#### About this exercise:
Go through each line of the entries below and tally those containing the string "приёма"; give only the total.

#### Data for this exercise:
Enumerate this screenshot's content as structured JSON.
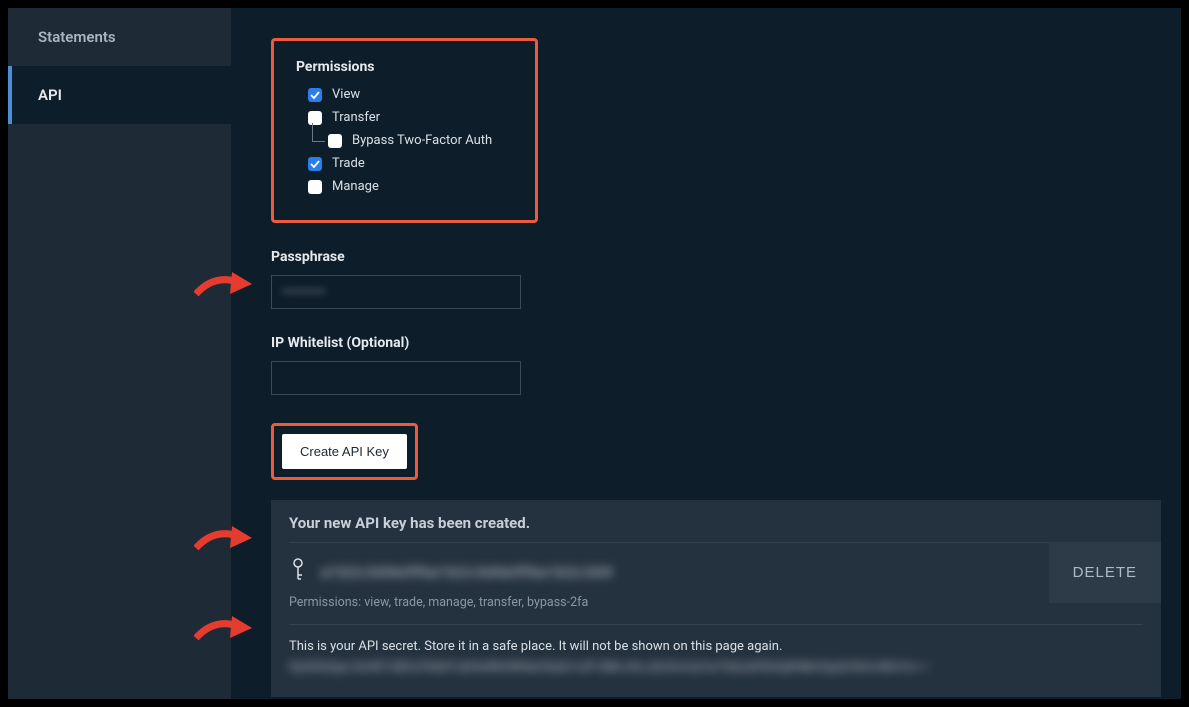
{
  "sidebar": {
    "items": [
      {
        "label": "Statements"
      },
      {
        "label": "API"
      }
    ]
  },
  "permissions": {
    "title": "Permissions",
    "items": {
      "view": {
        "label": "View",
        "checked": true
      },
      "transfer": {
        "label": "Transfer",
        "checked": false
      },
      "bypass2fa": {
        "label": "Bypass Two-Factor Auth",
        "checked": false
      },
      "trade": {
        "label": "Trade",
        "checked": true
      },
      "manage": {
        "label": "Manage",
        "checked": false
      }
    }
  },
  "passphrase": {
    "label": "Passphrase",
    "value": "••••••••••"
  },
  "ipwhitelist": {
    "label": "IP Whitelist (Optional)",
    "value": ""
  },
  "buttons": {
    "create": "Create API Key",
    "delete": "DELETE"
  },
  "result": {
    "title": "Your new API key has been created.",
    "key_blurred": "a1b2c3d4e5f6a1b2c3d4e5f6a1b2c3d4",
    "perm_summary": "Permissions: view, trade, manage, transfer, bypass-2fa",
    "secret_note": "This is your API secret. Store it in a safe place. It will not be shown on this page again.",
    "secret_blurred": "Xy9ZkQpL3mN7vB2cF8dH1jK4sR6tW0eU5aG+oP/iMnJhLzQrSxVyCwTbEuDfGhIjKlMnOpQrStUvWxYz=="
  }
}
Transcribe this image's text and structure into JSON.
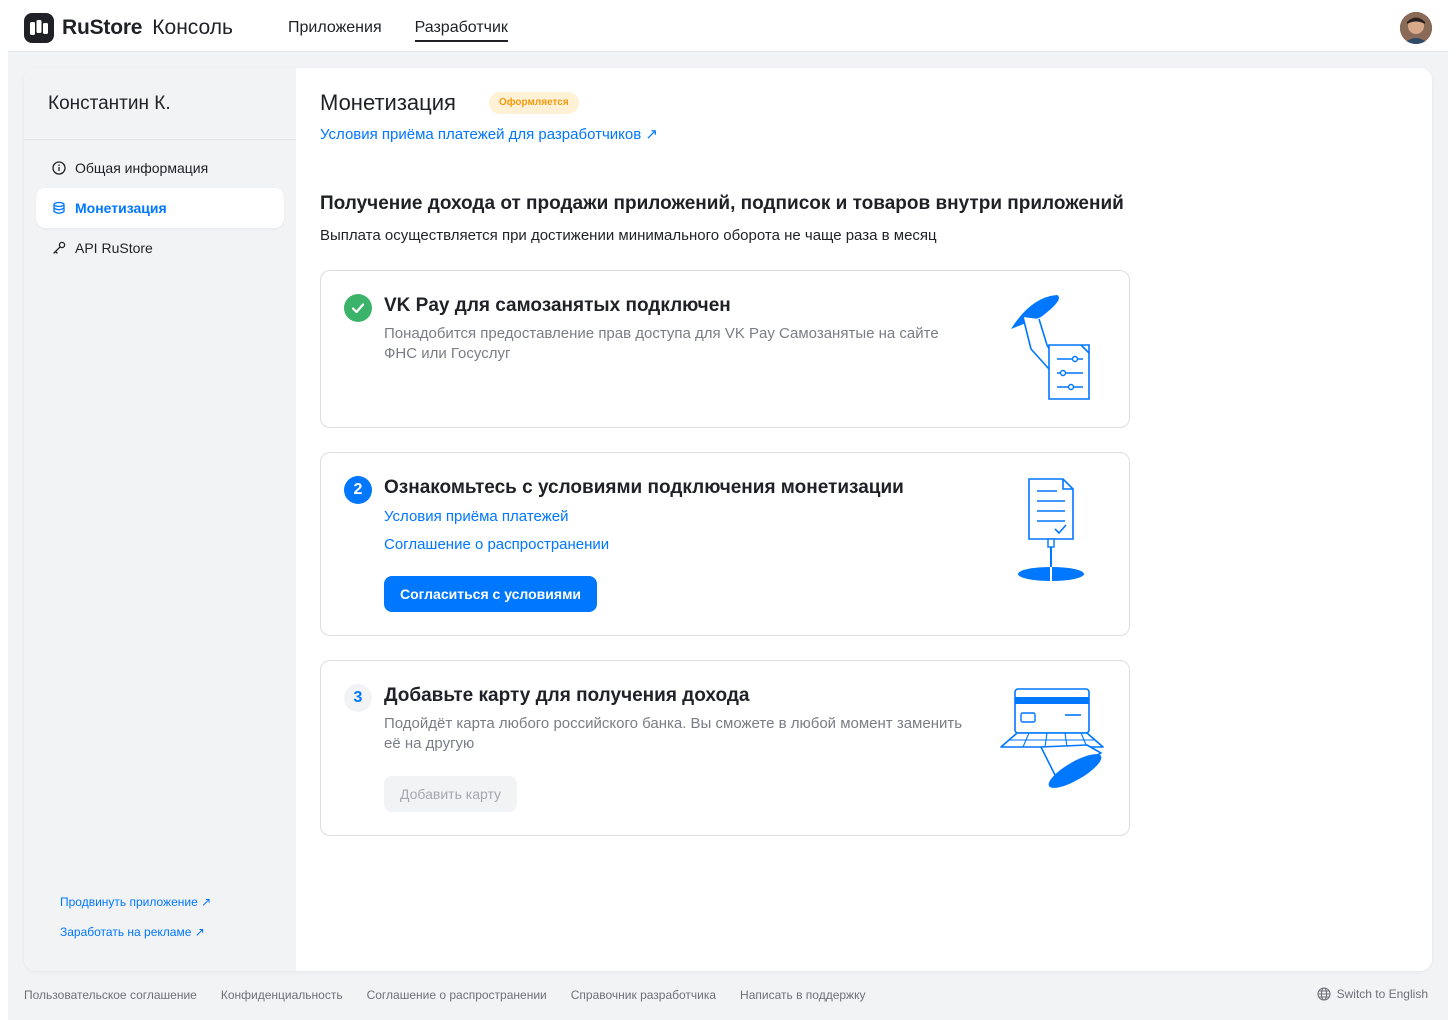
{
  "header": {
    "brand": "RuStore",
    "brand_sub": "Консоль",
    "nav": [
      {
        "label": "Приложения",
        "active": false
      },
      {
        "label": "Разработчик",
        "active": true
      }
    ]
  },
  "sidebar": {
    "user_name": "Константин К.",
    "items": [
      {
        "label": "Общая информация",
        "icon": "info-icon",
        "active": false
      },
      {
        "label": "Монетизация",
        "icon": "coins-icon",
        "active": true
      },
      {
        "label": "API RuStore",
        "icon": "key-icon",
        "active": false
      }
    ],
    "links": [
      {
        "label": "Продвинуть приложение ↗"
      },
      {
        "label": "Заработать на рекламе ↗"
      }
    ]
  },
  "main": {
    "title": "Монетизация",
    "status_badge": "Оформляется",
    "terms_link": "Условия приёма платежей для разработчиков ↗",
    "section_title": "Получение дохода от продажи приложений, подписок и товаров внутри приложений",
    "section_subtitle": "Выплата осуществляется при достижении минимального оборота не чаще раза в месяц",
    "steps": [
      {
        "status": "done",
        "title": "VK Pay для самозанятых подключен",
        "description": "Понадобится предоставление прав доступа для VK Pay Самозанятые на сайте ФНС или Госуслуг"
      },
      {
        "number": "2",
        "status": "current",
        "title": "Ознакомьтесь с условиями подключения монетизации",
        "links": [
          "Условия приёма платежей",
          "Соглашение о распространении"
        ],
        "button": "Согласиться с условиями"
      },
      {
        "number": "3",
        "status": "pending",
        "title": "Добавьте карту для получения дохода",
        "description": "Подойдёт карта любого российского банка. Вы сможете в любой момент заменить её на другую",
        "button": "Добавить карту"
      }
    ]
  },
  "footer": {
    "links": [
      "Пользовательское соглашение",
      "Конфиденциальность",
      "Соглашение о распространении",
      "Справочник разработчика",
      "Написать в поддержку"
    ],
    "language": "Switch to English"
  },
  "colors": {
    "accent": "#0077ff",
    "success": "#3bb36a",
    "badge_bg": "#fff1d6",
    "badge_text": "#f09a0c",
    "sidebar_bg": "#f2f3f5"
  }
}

#### Exercise response:
2